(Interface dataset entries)
- - - -
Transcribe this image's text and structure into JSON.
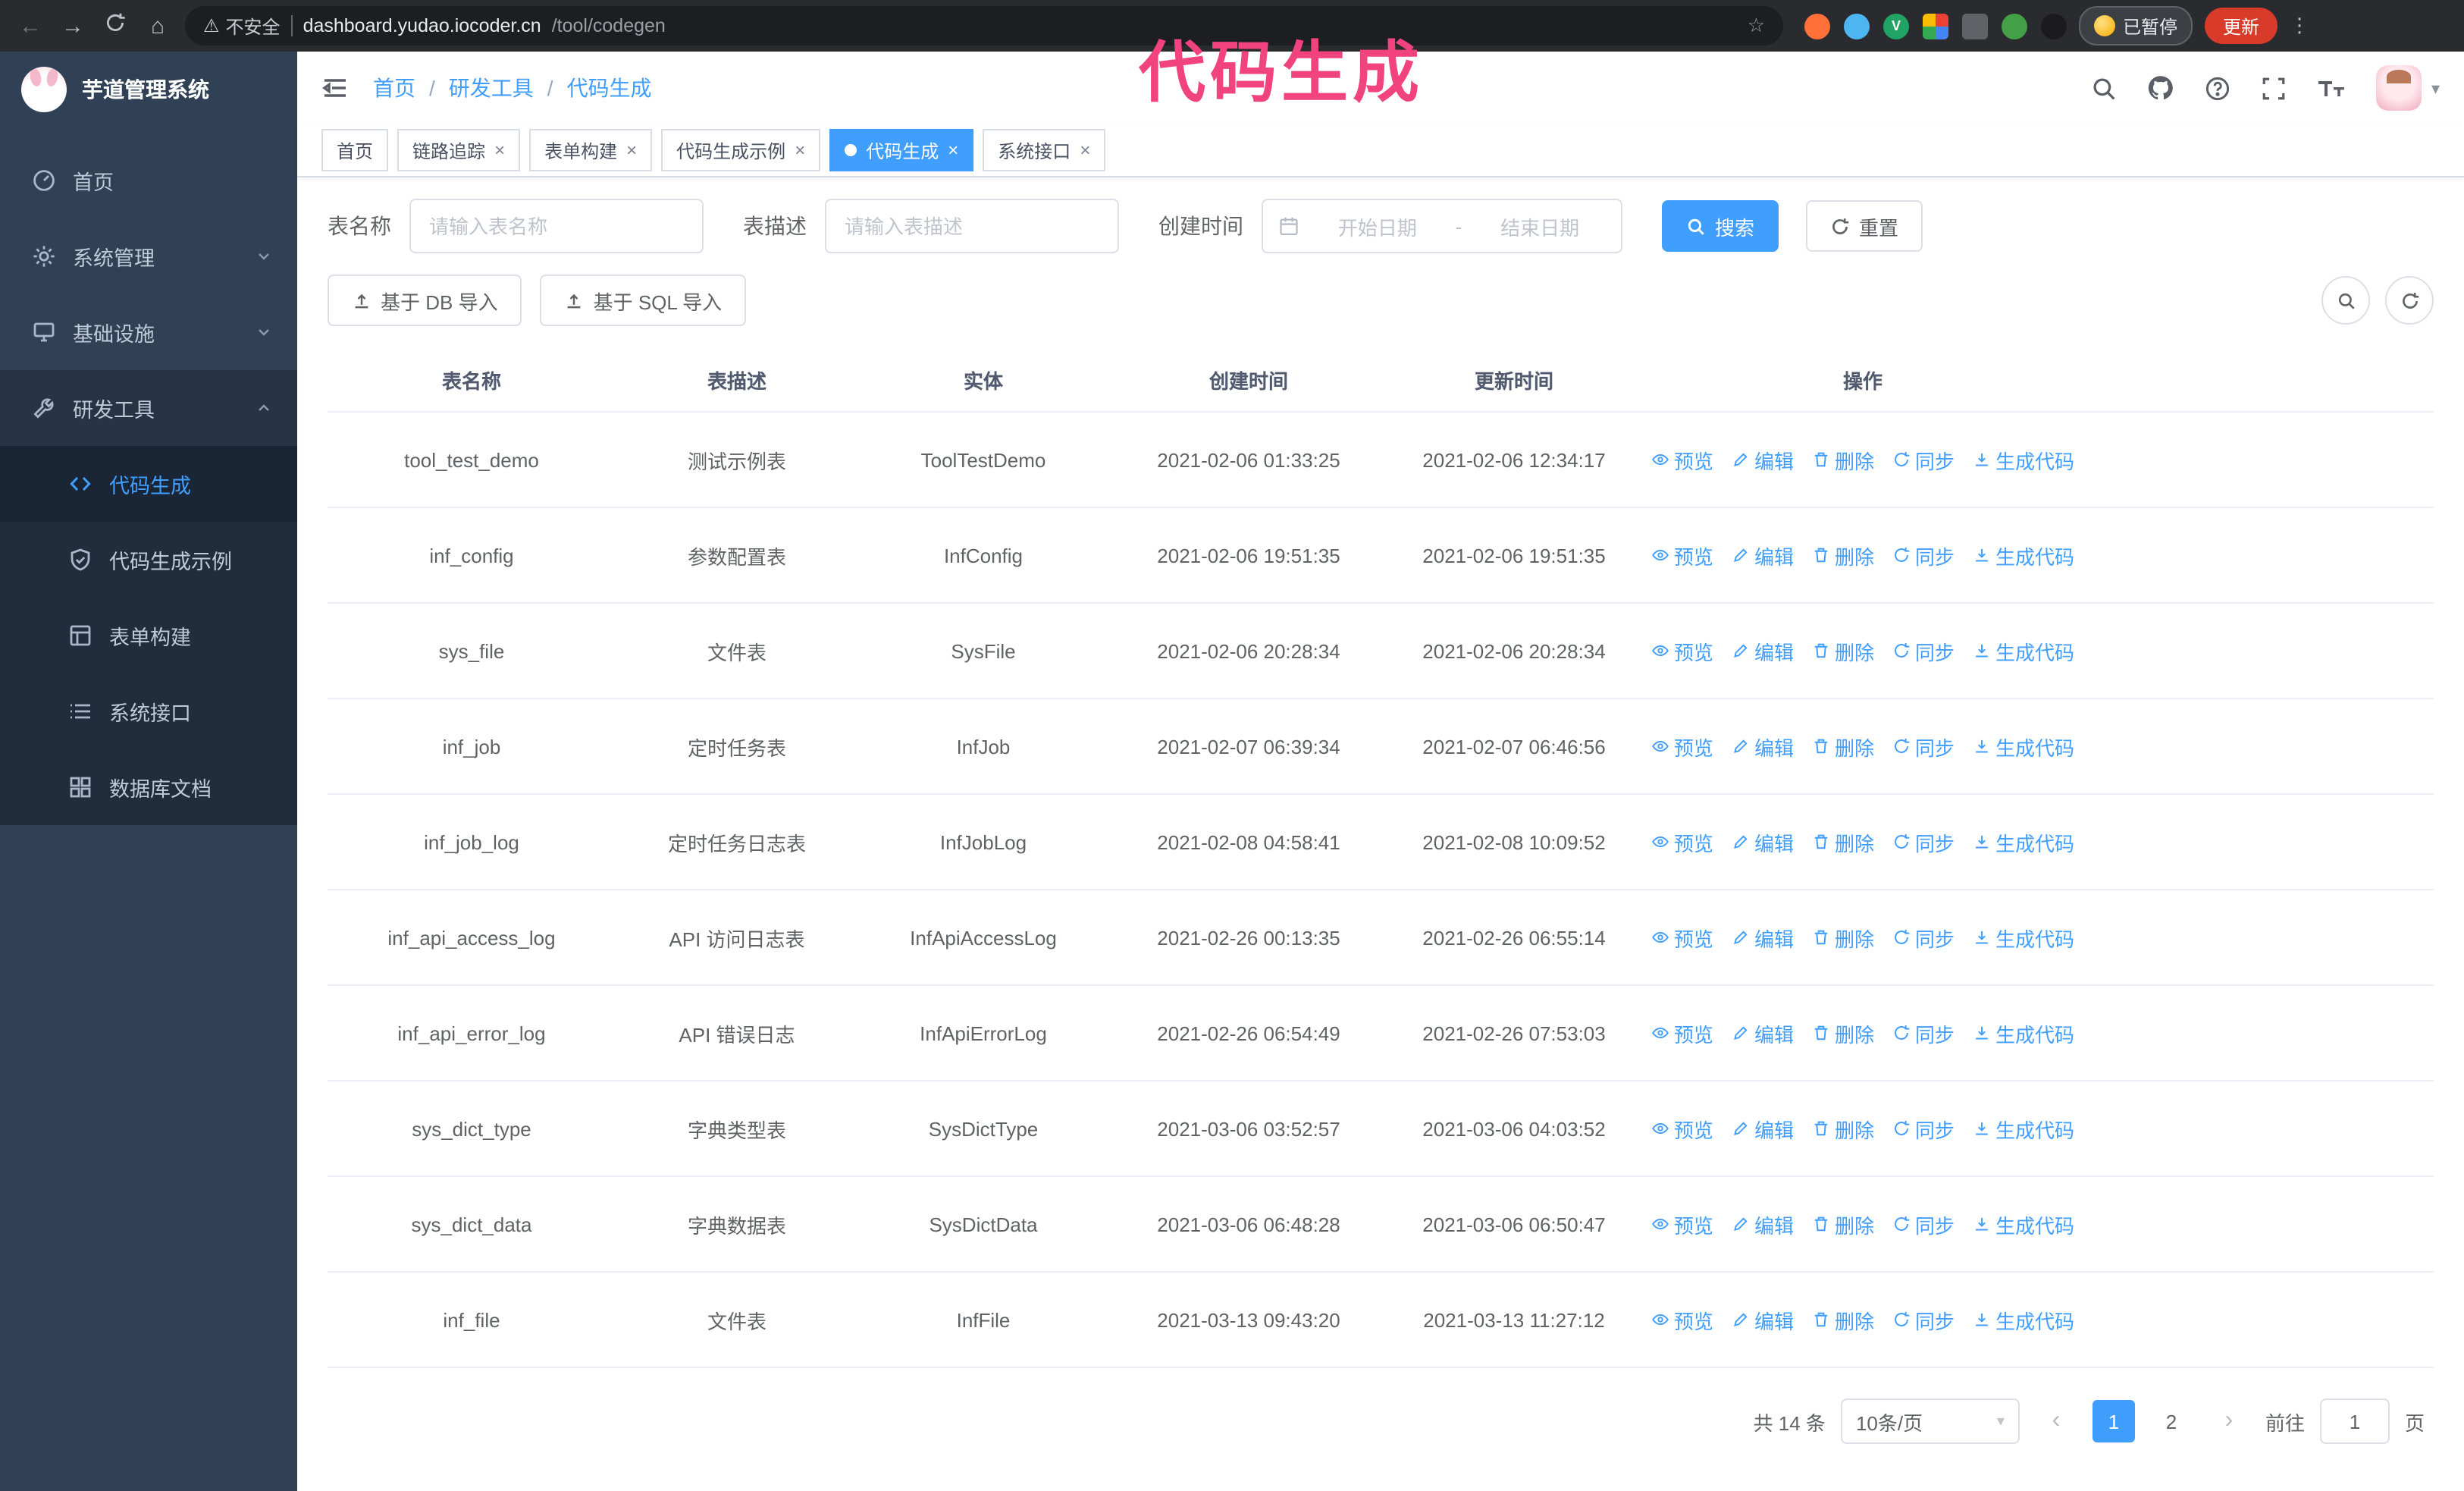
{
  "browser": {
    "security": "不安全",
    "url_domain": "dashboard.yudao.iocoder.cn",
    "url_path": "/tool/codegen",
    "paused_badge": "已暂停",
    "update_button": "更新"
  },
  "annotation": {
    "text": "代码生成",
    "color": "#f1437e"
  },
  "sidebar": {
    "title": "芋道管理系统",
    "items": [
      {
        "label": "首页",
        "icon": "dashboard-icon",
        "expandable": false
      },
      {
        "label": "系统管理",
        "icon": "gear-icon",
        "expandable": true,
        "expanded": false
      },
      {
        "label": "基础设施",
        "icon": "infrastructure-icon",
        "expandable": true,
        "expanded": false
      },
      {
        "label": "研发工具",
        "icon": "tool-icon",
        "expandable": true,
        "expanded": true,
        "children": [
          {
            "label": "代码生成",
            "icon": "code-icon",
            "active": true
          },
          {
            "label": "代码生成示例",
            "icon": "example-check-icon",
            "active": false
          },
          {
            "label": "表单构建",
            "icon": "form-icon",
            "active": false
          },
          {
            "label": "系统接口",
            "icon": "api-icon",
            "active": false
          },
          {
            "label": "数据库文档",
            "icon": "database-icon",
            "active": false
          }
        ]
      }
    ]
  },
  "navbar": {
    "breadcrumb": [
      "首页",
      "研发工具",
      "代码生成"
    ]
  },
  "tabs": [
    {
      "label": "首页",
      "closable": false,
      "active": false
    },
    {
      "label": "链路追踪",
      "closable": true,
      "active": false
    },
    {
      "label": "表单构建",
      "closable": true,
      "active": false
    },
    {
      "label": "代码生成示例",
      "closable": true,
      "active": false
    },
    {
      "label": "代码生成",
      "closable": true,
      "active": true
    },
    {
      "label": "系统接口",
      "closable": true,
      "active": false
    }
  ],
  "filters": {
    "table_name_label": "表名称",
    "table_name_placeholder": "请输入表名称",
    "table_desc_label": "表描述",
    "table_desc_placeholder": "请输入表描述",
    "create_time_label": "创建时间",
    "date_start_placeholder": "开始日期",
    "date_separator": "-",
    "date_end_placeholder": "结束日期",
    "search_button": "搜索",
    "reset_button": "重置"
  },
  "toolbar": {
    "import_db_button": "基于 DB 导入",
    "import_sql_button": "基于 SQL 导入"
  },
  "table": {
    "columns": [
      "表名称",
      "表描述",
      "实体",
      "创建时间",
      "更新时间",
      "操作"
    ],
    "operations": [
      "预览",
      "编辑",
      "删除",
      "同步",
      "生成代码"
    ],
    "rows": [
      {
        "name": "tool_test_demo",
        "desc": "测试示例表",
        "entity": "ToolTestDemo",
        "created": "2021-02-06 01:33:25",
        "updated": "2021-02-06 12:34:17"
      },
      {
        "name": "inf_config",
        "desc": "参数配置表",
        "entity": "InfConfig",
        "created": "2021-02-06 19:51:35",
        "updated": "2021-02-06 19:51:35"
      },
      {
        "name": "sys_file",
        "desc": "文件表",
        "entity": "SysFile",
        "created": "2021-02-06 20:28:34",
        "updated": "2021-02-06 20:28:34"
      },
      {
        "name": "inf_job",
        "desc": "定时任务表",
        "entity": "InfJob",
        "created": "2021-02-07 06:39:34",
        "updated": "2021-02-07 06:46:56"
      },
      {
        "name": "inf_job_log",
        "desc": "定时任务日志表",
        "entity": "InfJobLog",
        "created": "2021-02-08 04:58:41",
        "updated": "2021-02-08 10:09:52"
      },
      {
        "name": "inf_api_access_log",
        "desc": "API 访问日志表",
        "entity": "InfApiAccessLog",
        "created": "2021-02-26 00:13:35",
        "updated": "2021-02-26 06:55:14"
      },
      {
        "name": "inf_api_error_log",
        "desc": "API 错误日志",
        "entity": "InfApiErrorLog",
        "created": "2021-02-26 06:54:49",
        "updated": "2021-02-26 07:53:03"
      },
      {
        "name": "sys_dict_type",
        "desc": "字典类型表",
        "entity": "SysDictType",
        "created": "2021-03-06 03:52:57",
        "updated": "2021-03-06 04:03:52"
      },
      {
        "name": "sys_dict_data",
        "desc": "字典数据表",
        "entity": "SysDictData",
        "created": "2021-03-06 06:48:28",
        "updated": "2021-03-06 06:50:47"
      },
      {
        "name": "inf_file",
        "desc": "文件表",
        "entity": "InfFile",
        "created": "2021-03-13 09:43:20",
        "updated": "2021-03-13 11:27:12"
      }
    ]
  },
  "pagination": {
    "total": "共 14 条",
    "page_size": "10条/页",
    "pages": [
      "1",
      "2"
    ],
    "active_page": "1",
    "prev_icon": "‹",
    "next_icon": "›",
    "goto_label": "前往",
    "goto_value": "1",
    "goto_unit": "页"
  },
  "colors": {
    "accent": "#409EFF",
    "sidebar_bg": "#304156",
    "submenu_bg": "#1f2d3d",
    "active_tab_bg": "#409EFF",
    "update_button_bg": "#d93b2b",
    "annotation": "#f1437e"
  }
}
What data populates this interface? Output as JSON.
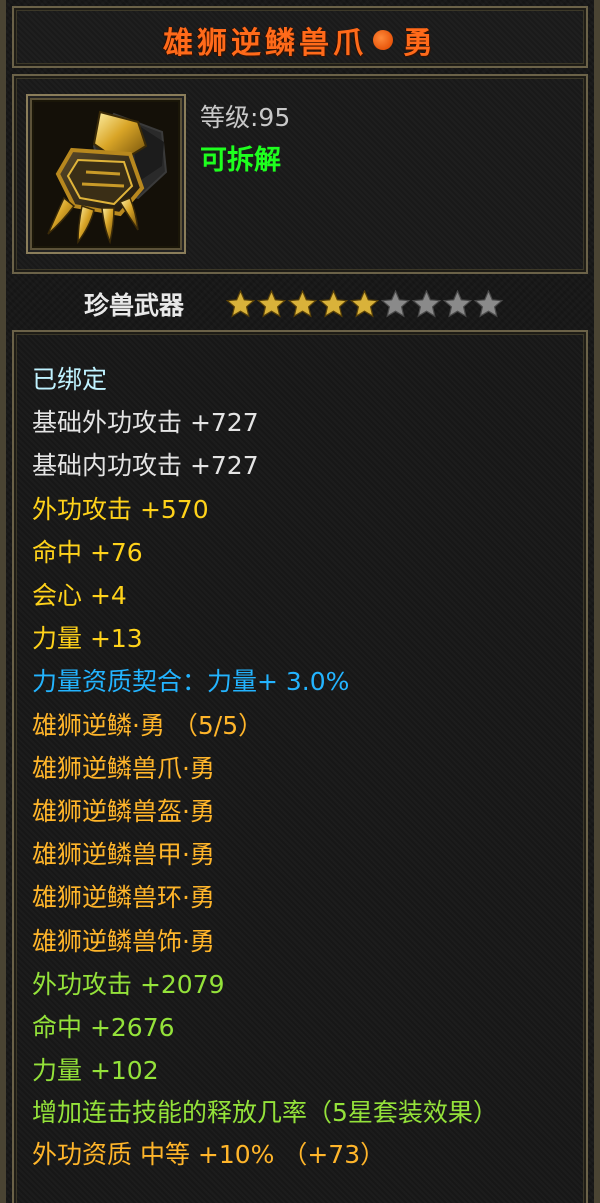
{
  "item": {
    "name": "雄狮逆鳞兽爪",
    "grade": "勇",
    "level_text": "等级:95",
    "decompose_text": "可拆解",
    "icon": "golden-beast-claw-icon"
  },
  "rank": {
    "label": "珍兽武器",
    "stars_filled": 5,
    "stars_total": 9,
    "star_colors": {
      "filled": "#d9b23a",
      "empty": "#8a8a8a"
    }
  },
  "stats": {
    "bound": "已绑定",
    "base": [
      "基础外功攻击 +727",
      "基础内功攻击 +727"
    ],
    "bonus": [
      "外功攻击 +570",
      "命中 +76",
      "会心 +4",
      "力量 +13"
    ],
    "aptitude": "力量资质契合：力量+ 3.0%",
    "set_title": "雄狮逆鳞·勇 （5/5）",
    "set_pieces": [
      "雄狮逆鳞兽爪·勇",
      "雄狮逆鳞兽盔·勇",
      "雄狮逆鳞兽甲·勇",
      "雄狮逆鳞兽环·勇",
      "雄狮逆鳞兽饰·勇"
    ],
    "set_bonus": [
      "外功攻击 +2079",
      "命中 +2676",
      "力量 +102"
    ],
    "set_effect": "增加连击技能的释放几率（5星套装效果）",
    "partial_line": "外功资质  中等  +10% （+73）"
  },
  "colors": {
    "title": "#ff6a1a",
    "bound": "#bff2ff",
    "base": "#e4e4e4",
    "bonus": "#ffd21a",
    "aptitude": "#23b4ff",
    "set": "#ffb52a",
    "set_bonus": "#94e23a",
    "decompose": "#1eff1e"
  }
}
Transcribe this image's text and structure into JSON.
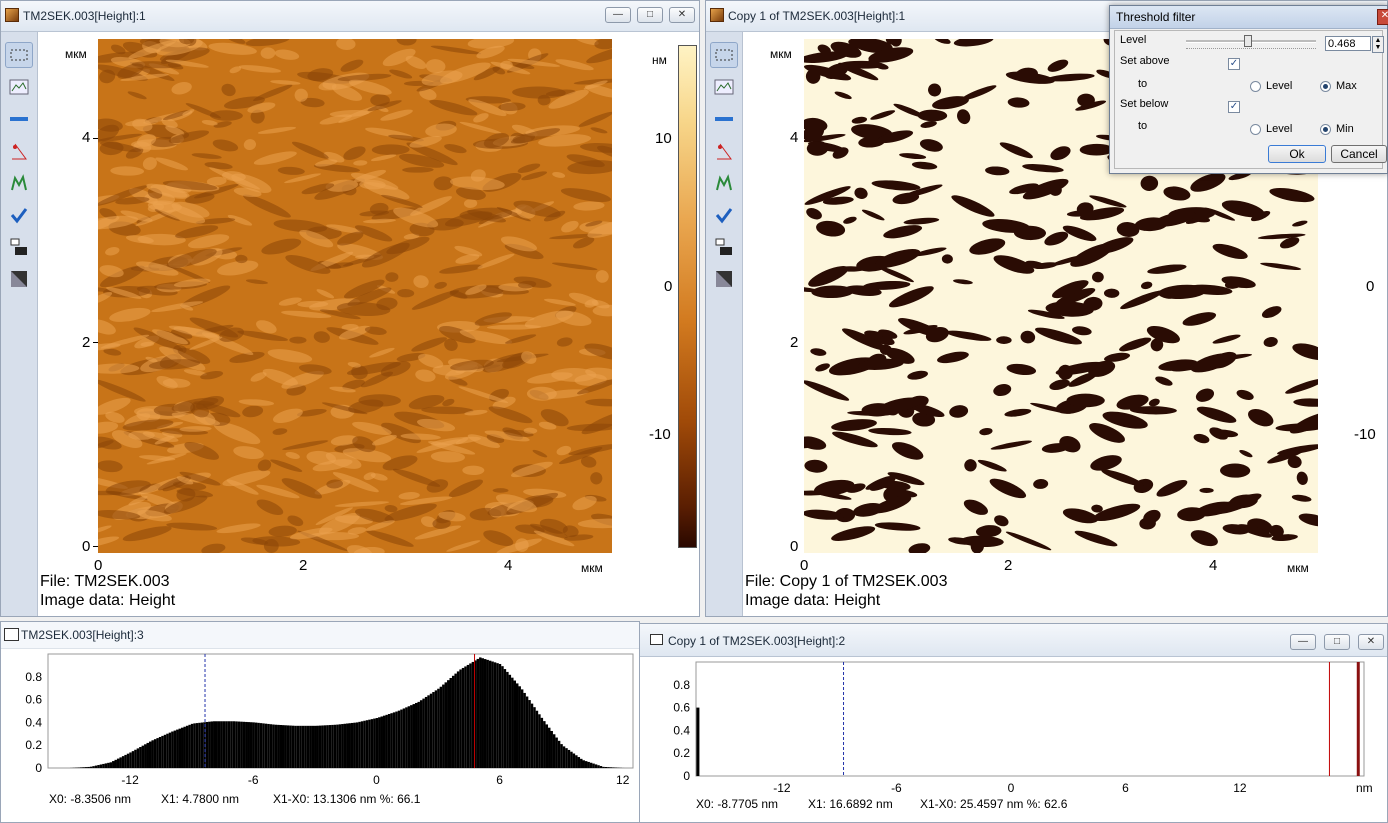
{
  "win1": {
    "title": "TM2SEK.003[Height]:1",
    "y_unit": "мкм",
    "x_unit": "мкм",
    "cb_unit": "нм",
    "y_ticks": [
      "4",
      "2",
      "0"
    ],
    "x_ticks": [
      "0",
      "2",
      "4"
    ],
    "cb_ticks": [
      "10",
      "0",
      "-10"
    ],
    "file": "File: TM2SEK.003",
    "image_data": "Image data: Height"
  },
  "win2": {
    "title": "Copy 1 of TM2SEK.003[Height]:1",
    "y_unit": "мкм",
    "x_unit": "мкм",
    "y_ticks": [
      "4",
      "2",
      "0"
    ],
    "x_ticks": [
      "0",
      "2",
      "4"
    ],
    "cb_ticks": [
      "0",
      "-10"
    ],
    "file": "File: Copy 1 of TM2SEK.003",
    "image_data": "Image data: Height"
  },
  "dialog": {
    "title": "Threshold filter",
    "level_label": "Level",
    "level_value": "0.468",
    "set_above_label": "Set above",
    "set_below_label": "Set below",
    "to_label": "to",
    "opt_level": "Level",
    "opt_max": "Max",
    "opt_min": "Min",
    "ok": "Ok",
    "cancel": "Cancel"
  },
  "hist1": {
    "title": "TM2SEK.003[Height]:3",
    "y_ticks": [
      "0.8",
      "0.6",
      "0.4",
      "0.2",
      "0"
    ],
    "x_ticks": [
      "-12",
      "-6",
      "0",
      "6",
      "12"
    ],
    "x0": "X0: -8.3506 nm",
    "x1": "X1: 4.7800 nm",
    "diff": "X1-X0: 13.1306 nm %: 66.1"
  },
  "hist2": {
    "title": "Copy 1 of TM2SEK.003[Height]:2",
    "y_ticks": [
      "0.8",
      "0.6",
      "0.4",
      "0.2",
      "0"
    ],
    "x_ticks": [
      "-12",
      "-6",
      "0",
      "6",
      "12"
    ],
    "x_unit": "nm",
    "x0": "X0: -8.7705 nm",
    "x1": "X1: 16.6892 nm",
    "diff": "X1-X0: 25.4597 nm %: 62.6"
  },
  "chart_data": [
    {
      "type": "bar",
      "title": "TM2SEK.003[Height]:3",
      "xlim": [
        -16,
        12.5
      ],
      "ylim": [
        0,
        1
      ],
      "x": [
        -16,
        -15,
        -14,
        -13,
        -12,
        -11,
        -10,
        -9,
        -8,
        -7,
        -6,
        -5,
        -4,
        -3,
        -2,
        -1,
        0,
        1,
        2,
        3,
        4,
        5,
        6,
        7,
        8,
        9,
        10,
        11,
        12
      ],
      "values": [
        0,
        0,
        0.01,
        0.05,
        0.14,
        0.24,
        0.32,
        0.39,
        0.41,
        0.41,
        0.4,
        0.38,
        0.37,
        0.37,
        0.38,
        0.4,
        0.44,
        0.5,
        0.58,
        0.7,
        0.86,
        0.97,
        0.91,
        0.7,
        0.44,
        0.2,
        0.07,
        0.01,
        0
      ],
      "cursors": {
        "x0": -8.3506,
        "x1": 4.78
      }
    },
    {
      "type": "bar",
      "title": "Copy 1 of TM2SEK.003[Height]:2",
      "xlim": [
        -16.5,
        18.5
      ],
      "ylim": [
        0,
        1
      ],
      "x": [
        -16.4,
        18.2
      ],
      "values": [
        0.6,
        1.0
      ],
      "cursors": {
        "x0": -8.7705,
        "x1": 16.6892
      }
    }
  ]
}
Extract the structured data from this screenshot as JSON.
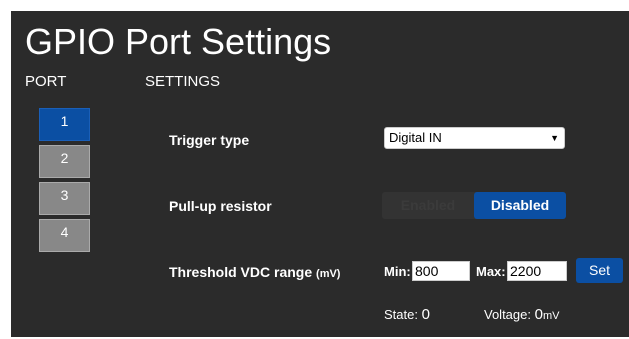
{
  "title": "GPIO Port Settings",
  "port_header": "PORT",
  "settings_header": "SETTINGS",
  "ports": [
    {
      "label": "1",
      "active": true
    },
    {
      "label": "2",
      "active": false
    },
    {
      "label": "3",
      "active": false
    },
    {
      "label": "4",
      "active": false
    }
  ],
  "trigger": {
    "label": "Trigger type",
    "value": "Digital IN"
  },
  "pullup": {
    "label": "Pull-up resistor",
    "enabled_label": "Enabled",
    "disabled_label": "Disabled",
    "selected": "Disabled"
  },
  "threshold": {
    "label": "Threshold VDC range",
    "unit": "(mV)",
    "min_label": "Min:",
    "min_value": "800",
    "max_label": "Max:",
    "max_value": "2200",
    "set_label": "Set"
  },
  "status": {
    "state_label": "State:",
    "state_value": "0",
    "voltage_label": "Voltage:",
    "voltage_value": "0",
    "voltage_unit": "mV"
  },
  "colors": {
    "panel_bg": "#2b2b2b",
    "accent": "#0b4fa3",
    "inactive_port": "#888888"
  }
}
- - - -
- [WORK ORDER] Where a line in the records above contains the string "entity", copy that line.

- [RESULT OF THIS EXERCISE]
        "entity": "ToolTestDemo",
        "entity": "InfConfig",
        "entity": "SysFile",
        "entity": "InfJob",
        "entity": "InfJobLog",
        "entity": "InfApiAccessLog",
        "entity": "InfApiErrorLog",
        "entity": "SysDictType",
        "entity": "SysDictData",
        "entity": "InfFile",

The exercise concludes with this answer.